Chad Awtrey and math major publish in international algebra journal

The article by the associate professor of mathematics and mathematics major Ashley Pritchard ‘20 appeared in the International Journal of Algebra.

Associate Professor of Mathematics Chad Awtrey and mathematics major Ashley Pritchard ‘20 have published a paper in the most recent issue of the International Journal of Algebra.

Associate Professor of Mathematics Chad Awtrey

In the paper, “Totally Ramified Degree-p Extensions Over the Unramified Quadratic p-Adic Field”, International Journal of Algebra, 13, no. 7, 297-306, (2019), the authors develop both theory and computational results related to classifying arithmetic properties of certain polynomials with p-adic coefficients whose degrees are twice the odd prime number p. This extends previous work by S. Amano in 1971, who studied the related case of p-adic polynomials whose degrees are an odd prime number p.

For a prime number p, the p-adic numbers are essentially infinite strings of numbers whose digits range from 0 to p-1. These numbers have their own notion of geometry, which is different from the traditional Euclidean geometry that is studied in pre-college mathematics courses. As such, they have found applications in many diverse areas. In physics, there are applications to the p-adic theory of strings, quantum mechanics, and spin glasses. In the theory of dynamical systems, there are applications to ergodicity, structures of cycles/attractors, and cryptographic applications like p-adic stream ciphers. In biology, there are applications to genetics, molecular motors, and cognitive models.
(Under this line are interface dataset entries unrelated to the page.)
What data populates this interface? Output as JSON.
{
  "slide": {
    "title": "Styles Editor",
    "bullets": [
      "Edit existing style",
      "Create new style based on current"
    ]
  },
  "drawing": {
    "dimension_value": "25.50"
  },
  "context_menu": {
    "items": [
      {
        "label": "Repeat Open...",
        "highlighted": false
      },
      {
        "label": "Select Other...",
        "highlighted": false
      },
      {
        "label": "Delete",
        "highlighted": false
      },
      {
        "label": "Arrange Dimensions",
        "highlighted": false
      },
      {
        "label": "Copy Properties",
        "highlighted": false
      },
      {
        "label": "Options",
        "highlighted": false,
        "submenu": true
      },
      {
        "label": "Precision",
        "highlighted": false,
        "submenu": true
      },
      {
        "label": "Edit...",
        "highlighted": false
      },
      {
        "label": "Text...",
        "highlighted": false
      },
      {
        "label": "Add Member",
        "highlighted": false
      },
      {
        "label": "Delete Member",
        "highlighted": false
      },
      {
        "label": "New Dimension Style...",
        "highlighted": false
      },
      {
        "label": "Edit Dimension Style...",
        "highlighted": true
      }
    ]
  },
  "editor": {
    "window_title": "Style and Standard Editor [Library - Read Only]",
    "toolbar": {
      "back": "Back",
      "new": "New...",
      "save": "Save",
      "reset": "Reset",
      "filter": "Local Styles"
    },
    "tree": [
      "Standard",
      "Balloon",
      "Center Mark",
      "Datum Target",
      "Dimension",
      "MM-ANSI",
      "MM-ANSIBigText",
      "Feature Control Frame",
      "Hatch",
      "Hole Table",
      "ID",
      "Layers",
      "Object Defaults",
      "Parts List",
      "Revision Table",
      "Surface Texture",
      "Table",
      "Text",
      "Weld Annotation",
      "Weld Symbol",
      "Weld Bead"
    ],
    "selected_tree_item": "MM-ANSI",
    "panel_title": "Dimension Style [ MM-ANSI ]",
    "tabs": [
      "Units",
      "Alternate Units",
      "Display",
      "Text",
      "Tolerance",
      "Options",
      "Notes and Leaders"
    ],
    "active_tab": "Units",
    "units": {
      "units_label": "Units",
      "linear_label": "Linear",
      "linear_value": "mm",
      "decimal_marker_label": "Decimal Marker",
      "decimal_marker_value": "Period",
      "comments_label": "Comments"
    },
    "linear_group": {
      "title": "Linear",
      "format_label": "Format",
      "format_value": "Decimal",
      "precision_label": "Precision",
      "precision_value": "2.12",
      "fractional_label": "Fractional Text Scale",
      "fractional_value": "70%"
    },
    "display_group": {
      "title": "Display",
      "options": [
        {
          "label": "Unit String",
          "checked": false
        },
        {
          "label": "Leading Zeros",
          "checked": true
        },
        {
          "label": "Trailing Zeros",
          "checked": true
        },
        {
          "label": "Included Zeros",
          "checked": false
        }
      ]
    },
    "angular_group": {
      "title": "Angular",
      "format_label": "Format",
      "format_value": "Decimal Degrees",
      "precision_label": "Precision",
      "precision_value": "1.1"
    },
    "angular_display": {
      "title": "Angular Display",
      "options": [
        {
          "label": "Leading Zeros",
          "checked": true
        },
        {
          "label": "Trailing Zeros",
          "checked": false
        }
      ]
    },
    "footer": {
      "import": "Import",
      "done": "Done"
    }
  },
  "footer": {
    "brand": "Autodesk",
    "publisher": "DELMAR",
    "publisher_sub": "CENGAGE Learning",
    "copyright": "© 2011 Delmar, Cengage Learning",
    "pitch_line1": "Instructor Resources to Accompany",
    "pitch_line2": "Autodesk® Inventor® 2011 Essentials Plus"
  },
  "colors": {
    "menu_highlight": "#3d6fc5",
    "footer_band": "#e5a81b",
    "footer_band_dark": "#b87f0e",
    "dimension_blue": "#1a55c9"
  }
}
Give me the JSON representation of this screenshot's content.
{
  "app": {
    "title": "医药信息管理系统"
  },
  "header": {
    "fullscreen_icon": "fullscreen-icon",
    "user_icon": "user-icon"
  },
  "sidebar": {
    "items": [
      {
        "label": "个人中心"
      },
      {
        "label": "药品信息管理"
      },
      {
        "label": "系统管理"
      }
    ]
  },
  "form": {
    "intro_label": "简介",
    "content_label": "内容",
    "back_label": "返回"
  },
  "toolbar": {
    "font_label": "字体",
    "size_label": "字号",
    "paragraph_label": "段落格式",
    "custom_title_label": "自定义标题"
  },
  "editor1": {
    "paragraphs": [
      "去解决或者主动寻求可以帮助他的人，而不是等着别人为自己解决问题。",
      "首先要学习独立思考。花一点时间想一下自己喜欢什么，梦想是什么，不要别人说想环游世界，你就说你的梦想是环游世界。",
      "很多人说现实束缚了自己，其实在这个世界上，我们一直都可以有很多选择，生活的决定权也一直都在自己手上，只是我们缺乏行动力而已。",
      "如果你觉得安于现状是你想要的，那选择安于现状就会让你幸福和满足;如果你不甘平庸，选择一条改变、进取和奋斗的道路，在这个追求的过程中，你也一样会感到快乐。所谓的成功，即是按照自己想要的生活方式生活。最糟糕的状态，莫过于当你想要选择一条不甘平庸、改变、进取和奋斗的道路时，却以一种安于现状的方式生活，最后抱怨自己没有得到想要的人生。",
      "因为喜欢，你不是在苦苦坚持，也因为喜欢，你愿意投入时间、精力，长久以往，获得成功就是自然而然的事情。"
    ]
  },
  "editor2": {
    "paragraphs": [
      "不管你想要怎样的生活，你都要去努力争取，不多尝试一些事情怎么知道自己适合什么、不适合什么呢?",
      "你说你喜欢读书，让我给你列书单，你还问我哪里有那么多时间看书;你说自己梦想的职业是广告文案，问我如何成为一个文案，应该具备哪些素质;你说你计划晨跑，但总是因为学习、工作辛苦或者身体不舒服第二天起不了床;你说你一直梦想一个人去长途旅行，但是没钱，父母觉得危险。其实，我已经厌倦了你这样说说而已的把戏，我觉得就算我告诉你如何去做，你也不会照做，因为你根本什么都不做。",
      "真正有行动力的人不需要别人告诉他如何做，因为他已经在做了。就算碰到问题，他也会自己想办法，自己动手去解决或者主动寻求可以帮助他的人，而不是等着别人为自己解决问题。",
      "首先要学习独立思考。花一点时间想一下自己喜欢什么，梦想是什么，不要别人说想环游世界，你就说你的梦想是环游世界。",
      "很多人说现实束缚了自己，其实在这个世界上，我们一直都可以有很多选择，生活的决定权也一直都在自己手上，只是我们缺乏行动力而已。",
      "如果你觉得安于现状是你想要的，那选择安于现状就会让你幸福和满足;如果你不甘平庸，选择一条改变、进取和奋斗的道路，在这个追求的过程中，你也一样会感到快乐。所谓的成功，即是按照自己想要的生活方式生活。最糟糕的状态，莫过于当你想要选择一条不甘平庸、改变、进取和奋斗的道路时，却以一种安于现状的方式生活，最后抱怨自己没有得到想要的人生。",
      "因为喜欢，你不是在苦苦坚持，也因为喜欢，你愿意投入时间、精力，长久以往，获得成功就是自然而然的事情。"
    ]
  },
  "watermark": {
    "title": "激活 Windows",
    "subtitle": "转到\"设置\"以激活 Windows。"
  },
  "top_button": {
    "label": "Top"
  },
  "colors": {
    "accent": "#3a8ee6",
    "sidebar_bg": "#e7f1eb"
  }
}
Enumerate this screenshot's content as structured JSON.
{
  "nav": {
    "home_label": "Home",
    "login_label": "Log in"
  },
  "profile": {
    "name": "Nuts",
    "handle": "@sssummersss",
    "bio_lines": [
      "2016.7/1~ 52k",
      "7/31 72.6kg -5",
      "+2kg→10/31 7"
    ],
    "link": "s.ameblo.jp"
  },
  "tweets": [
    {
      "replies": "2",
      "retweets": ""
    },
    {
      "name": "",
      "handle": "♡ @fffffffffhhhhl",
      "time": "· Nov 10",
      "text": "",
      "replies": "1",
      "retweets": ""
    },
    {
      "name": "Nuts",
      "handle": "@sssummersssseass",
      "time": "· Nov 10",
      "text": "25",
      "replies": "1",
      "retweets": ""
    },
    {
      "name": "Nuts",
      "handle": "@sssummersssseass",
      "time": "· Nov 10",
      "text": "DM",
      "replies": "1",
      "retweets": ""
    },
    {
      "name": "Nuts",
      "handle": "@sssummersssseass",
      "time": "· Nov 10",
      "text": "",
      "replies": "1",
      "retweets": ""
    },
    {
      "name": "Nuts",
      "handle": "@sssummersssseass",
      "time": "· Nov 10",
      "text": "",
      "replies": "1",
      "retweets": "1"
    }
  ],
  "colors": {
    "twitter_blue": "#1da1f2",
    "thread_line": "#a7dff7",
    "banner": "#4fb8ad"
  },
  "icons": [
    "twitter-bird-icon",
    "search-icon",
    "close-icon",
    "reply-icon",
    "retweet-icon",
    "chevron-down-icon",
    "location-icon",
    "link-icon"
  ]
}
In their paper, Awtrey and Pritchard gave a formula for the total number of distinct p-adic polynomials of degree twice the odd prime number p; this number is known to be finite by a result of M. Krasner from the 1960s. They went on to determine further arithmetic characteristics of distinct classes of polynomials. These invariants are interesting in their own right, but they also aid in the computation of the symmetries of polynomial roots, which play an important role in the research area of computational algebra. As an application to their newly-developed theory, Awtrey and Pritchard were able to compute a complete description of all symmetry properties of degree 22 polynomials with 11-adic coefficients. This is a notoriously difficult task, and their work extends previous results, which were only known up to degree 14.